A ceasefire in Libya initiated by Turkey and Russia saw a lull in heavy fighting and air strikes, though both warring factions accuse each other of violating the truce as skirmishes continued around Tripoli.
Libya, mired in turmoil since the toppling of Muammar Gaddafi, has had rival governments since 2014. Conflict between two factions wrecked the economy, fuelled migrant smuggling and militancy and disrupted oil supplies.
In the latest international attempt to stem the violence, the Turkish and Russian presidents called for a ceasefire to start on Sunday, more than nine months into an offensive on Tripoli by the Libyan National Army (LNA) led by commander Khalifa Haftar.
Both the internationally recognised Government of National Accord (GNA) in Tripoli and the eastern-based LNA conditionally agreed to the truce.
From early Sunday, exchanges of fire could be heard in Tripoli’s Salaheddin and Ain Zara districts, with clashes abating by the middle of the day.
There were no reports of drone or fighter strikes, common in recent weeks as fighting escalated and the LNA took Sirte.
Any attempt to impose a lasting ceasefire will be hard to enforce because of the splintered nature of Libya’s military coalitions. The LNA intends to rid Tripoli or its armed rivals and the GNA demands Haftar’s forces withdraw. Both sides refer to each other as militias.
“The (GNA) militias violated the truce on more than one front, with all types of weapons,” said LNA commander Al-Mabrouk Al-Gazawi.
The GNA said despite gunfire in the Salaheddin and Wadi Rabea areas “minutes” after the ceasefire was meant to start on Sunday and violations by “aggressor militias”, it renewed its commitment to the ceasefire.
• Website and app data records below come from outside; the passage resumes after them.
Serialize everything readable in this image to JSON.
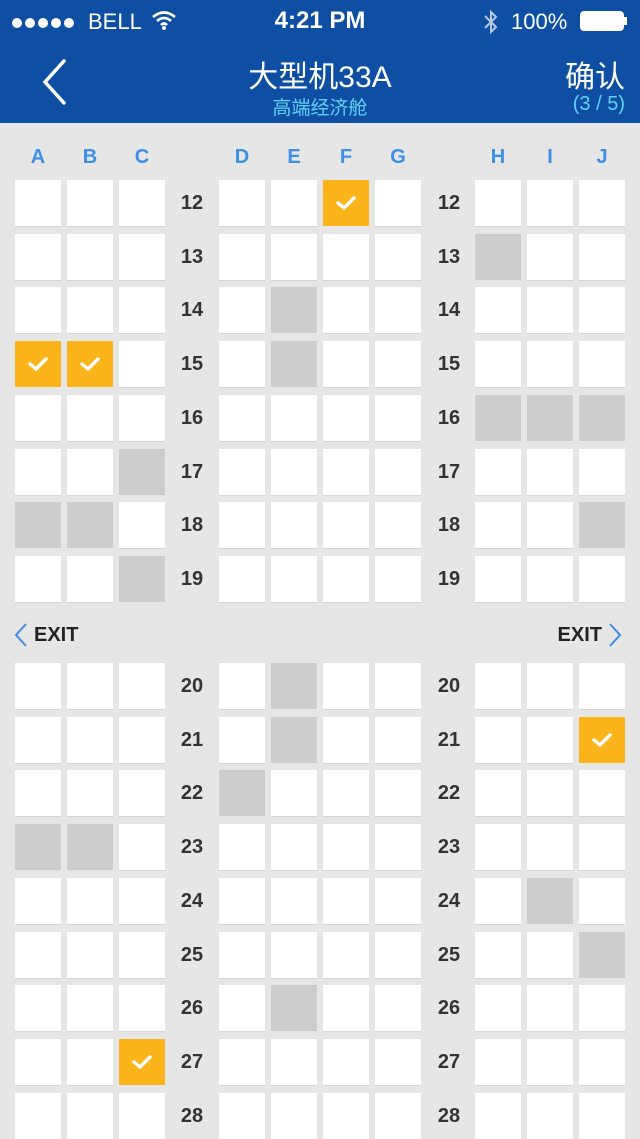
{
  "status_bar": {
    "carrier": "BELL",
    "time": "4:21 PM",
    "battery": "100%"
  },
  "nav": {
    "title": "大型机33A",
    "subtitle": "高端经济舱",
    "confirm": "确认",
    "progress": "(3 / 5)"
  },
  "columns": [
    "A",
    "B",
    "C",
    "D",
    "E",
    "F",
    "G",
    "H",
    "I",
    "J"
  ],
  "exit": {
    "left": "EXIT",
    "right": "EXIT"
  },
  "rows_before_exit": [
    "12",
    "13",
    "14",
    "15",
    "16",
    "17",
    "18",
    "19"
  ],
  "rows_after_exit": [
    "20",
    "21",
    "22",
    "23",
    "24",
    "25",
    "26",
    "27",
    "28"
  ],
  "seats": {
    "taken": [
      "13H",
      "14E",
      "15E",
      "16H",
      "16I",
      "16J",
      "17C",
      "18A",
      "18B",
      "18J",
      "19C",
      "20E",
      "21E",
      "22D",
      "23A",
      "23B",
      "24I",
      "25J",
      "26E"
    ],
    "selected": [
      "12F",
      "15A",
      "15B",
      "21J",
      "27C"
    ]
  },
  "colors": {
    "header": "#0e4fa3",
    "accent_text": "#5fd3f7",
    "column_letter": "#3d8ee7",
    "selected": "#fbb51a",
    "taken": "#cdcdcd",
    "background": "#e6e6e6"
  },
  "icons": {
    "back": "chevron-left-icon",
    "check": "checkmark-icon",
    "wifi": "wifi-icon",
    "bluetooth": "bluetooth-icon",
    "battery": "battery-icon"
  }
}
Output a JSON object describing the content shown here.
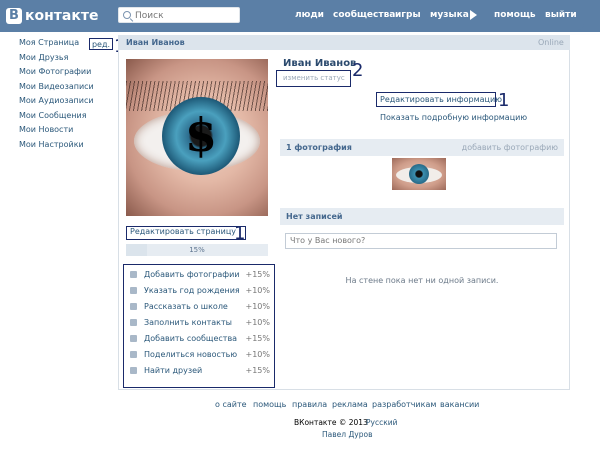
{
  "colors": {
    "header": "#5b7fa6",
    "link": "#2b587a",
    "annotation": "#1a2a6a",
    "panel_bar": "#dce4ec"
  },
  "header": {
    "logo_letter": "В",
    "logo_text": "контакте",
    "search_placeholder": "Поиск",
    "nav": [
      "люди",
      "сообщества",
      "игры",
      "музыка",
      "помощь",
      "выйти"
    ]
  },
  "sidebar": {
    "items": [
      "Моя Страница",
      "Мои Друзья",
      "Мои Фотографии",
      "Мои Видеозаписи",
      "Мои Аудиозаписи",
      "Мои Сообщения",
      "Мои Новости",
      "Мои Настройки"
    ],
    "edit_label": "ред.",
    "edit_marker": "1"
  },
  "profile": {
    "bar_name": "Иван Иванов",
    "online": "Online",
    "name": "Иван Иванов",
    "status_link": "изменить статус",
    "status_marker": "2",
    "edit_info": "Редактировать информацию",
    "edit_info_marker": "1",
    "more_info": "Показать подробную информацию",
    "edit_page": "Редактировать страницу",
    "edit_page_marker": "1",
    "completion_percent": 15,
    "completion_label": "15%"
  },
  "tasks": [
    {
      "label": "Добавить фотографии",
      "percent": "+15%",
      "icon": "photo-icon"
    },
    {
      "label": "Указать год рождения",
      "percent": "+10%",
      "icon": "gift-icon"
    },
    {
      "label": "Рассказать о школе",
      "percent": "+10%",
      "icon": "school-icon"
    },
    {
      "label": "Заполнить контакты",
      "percent": "+10%",
      "icon": "phone-icon"
    },
    {
      "label": "Добавить сообщества",
      "percent": "+15%",
      "icon": "star-icon"
    },
    {
      "label": "Поделиться новостью",
      "percent": "+10%",
      "icon": "megaphone-icon"
    },
    {
      "label": "Найти друзей",
      "percent": "+15%",
      "icon": "friends-icon"
    }
  ],
  "photos": {
    "title": "1 фотография",
    "add_link": "добавить фотографию"
  },
  "wall": {
    "title": "Нет записей",
    "input_placeholder": "Что у Вас нового?",
    "empty_text": "На стене пока нет ни одной записи."
  },
  "footer": {
    "links": [
      "о сайте",
      "помощь",
      "правила",
      "реклама",
      "разработчикам",
      "вакансии"
    ],
    "copyright": "ВКонтакте © 2013",
    "language": "Русский",
    "author": "Павел Дуров"
  }
}
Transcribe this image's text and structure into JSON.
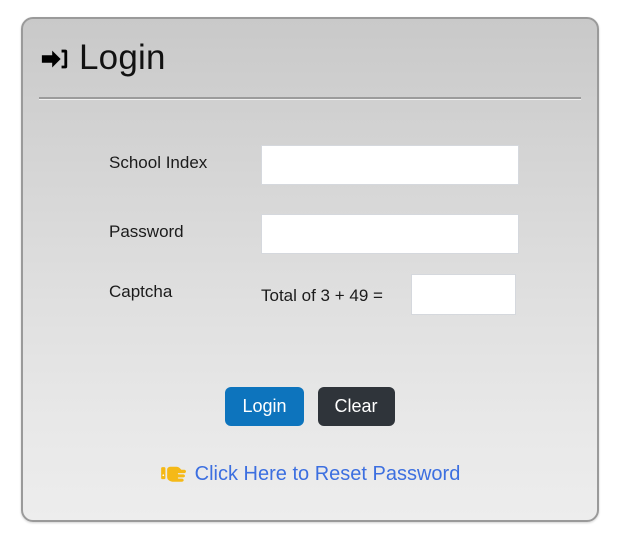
{
  "panel": {
    "header": {
      "icon": "sign-in-arrow-icon",
      "title": "Login"
    },
    "fields": {
      "school_index": {
        "label": "School Index",
        "value": "",
        "placeholder": ""
      },
      "password": {
        "label": "Password",
        "value": "",
        "placeholder": ""
      },
      "captcha": {
        "label": "Captcha",
        "question": "Total of 3 + 49 =",
        "operand_a": "3",
        "operand_b": "49",
        "value": "",
        "placeholder": ""
      }
    },
    "buttons": {
      "login": "Login",
      "clear": "Clear"
    },
    "reset": {
      "icon": "pointing-hand-right-icon",
      "link_text": "Click Here to Reset Password"
    }
  },
  "colors": {
    "login_button": "#0d74bd",
    "clear_button": "#2f343a",
    "link": "#3c6fe0",
    "hand_icon": "#f5b917",
    "panel_border": "#9a9a9a",
    "panel_top": "#c9c9c9",
    "panel_bottom": "#ededed"
  }
}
Turkey’s defence ministry observed all sides were abiding by the ceasefire and the situation was calm except for “one or two separate incidents”.
GNA Prime Minister Fayez Serraj met Turkish President Tayyip Erdogan in Istanbul on Sunday, the Turkey’s presidency said, without giving details.
FOREIGN AIR POWER
The conflict between is increasingly internationalised, with both sides depending largely on foreign air power. The LNA received backing from the United Arab Emirates, Jordan, Egypt and from Russian military contractors. Turkey backs the GNA and voted this month to allow a troop deployment to Libya.
Emadeddin Badi, a policy fellow at the European University Institute, said while there were “elements in both sides that don’t want a ceasefire”, the lull in air strikes “highlights Turkey and Russia jointly can influence the level of internationalisation of this conflict”.
Turkish officials indicated they would send military advisers and equipment before any troop deployment, but the Turkish parliament’s vote and its signing of a maritime deal with the GNA triggered rhetoric from eastern Libya and its allies, including Egypt.
In Cairo, the speaker of Libya’s pro-Haftar eastern parliament, Aguila Saleh, told Egypt’s parliament to oppose Turkey’s moves, “otherwise we might be compelled to invite Egyptian armed forces to intervene”.